Marisol Valles Garcia was sworn in Wednesday to bring law and order to the township of about 8,500 that was a string of quiet farming communities until two rival gangs - the Juarez and Sinaloa drug cartels - began battling for control of its single highway.
The tiny but energetic Valles Garcia says she wants her 12 officers to practice a special brand of community policing.
"My people are out there going door to door, looking for criminals, and (in homes) where there are none, trying to teach values to the families," she said before she was presented to the public on Wednesday.
Whether her decision is courageous or foolhardy, the appointment shows how desperate the situation has become in the Juarez Valley, a lucrative trafficking corridor along the Texas border.
Local residents say the drug gangs take over at night, riding through the towns in convoys of SUVs and pickups, assault rifles and even .50 caliber sniper rifles at the ready. The assistant mayor of nearby El Porvenir and the mayor of Distrito Bravos were killed recently even after they took refuge in nearby Ciudad Juarez.
Drug cartels in many drug-plagued parts of Mexico have killed or threatened police chiefs and their departments, buying off some officers and prompting some others to quit en masse.
While the bullet holes that pockmarked police headquarters in Praxedis have been painted over, police buildings in other towns in the valley remain empty, with broken windows and few sign of life.
In past months, soldiers and then federal police largely took over patrols, but they stick mainly to the main road, afraid to venture down unfamiliar dirt roads that branch off into the valley and are well-traveled by drug traffickers.
"Let's hope it is not a reckless act on her part," said Miguel Sarre, a professor who specializes in Mexican law enforcement at the Autonomous Technological Institute of Mexico. He said that "a municipal police force cannot protect itself against such powerful forces."
Mexico's federal government has struggled to cope with the drug cartel threat to the underpaid, untrained and often corrupt local police that work for Mexico's roughly 2,022 municipal police forces.
President Felipe Calderon has recognized the problem faced by local police forces, whose officers earn average monthly salaries of only 4,000 pesos (about $300). Most of them have completed less than 10 years of schooling and are either at basic education levels or illiterate, according to the report.
In some cities and towns, entire municipal forces have been fired or arrested for allegedly cooperating with drug gangs, and officials say their low wages and poor weaponry - most use shotguns and pistols, while drug gangs have assault rifles - make them ineffectual or worse.
Calderon has proposed a "unified command" structure in which Mexico's 32 state governments would have state police take on the main responsibility, backed up by federal officers and soldiers where needed.

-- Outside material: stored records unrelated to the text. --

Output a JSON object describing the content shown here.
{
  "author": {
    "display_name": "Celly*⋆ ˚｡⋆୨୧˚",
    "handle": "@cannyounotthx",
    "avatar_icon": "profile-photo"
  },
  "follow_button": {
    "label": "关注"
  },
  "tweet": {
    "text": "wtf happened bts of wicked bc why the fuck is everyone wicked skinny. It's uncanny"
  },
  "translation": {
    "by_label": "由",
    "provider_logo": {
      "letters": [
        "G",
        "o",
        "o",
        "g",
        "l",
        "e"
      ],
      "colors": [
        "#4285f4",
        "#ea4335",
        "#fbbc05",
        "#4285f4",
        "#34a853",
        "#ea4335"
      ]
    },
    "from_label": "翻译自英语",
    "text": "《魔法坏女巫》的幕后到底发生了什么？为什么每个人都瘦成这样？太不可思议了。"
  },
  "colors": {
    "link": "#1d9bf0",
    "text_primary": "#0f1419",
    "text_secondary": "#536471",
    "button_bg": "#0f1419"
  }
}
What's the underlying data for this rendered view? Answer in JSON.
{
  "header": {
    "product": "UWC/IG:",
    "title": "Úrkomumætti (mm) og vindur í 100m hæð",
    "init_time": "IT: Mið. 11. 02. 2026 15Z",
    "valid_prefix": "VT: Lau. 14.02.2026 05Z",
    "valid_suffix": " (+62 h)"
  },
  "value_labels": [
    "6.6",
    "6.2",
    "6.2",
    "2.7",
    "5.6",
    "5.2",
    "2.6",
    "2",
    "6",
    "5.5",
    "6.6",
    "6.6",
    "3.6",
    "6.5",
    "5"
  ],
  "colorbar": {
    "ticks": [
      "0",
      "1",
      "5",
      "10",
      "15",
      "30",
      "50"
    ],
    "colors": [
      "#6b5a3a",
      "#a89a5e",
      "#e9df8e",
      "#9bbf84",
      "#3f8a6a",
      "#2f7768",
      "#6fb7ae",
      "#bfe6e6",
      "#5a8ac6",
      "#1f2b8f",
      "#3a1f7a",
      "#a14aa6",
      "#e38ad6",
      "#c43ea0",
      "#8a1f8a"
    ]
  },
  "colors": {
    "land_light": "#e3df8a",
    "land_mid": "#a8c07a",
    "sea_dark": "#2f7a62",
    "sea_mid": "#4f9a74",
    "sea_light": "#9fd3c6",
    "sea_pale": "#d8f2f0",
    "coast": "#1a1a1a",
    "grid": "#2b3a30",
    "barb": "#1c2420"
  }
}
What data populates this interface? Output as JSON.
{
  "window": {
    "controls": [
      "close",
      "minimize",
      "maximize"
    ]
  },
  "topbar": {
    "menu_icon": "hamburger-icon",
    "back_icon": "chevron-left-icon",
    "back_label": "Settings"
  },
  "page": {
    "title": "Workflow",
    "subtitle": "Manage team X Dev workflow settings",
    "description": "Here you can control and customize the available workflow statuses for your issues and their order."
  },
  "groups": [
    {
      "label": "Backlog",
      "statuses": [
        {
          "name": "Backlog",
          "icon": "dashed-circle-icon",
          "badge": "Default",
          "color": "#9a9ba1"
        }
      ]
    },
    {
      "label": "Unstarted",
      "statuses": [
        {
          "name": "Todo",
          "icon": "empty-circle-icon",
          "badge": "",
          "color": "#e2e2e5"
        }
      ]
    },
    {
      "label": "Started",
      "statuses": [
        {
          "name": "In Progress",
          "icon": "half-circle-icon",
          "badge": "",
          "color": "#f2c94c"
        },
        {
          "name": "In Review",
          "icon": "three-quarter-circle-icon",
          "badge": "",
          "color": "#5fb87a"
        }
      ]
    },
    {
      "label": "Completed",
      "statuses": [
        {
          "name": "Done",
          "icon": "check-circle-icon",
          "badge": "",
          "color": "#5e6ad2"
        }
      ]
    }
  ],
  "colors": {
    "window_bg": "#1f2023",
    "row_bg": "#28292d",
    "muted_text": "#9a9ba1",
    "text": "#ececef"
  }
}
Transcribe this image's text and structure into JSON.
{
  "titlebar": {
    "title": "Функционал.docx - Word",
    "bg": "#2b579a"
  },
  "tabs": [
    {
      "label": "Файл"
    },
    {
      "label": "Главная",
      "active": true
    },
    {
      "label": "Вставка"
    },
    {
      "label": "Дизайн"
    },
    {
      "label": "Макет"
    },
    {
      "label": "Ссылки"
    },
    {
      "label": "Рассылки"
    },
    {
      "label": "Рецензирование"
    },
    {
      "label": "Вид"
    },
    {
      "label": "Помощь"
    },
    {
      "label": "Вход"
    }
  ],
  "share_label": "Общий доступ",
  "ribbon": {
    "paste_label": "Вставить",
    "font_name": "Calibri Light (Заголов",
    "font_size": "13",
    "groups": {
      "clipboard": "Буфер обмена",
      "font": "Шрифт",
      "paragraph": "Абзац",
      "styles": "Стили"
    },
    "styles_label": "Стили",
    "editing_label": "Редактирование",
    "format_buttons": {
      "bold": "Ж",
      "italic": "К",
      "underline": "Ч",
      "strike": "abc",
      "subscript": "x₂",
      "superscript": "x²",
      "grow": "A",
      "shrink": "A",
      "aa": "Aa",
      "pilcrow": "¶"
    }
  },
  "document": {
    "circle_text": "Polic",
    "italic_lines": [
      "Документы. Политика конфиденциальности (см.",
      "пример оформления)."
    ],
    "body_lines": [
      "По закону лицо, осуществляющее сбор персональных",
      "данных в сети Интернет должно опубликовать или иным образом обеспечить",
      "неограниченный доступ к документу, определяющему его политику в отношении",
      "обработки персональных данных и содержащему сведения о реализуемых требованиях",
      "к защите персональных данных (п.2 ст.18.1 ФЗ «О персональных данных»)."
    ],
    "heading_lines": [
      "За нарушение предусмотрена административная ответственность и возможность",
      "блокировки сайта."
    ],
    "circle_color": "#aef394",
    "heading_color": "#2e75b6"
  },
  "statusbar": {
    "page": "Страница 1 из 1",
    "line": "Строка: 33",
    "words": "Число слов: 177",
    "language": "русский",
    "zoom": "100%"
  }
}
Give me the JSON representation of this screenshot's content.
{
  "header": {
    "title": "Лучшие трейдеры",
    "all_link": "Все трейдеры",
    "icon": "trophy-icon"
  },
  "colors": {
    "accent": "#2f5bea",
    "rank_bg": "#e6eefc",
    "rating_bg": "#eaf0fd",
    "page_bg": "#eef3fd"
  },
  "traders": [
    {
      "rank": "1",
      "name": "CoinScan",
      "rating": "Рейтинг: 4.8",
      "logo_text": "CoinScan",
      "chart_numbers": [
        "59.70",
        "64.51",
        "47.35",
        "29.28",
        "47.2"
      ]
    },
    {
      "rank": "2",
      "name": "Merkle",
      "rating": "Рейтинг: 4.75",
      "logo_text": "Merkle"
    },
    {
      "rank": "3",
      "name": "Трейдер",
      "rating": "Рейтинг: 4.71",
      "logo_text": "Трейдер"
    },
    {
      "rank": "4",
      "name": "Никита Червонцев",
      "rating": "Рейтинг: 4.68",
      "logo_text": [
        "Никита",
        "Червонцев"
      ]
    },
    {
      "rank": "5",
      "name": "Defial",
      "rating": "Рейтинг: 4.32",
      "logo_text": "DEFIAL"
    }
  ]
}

Observers like Sarre generally support that idea, given the vulnerability and lack of trustworthiness of local forces. "As long as there is no broad solution, municipal police forces will have to be substituted by state and federal forces," he said.
Two bodyguards have been assigned to protect Valles Garcia. While the cartels have been more than able to penetrate much tighter security details - killing mayors and police chiefs throughout northern Mexico she says she isn't afraid.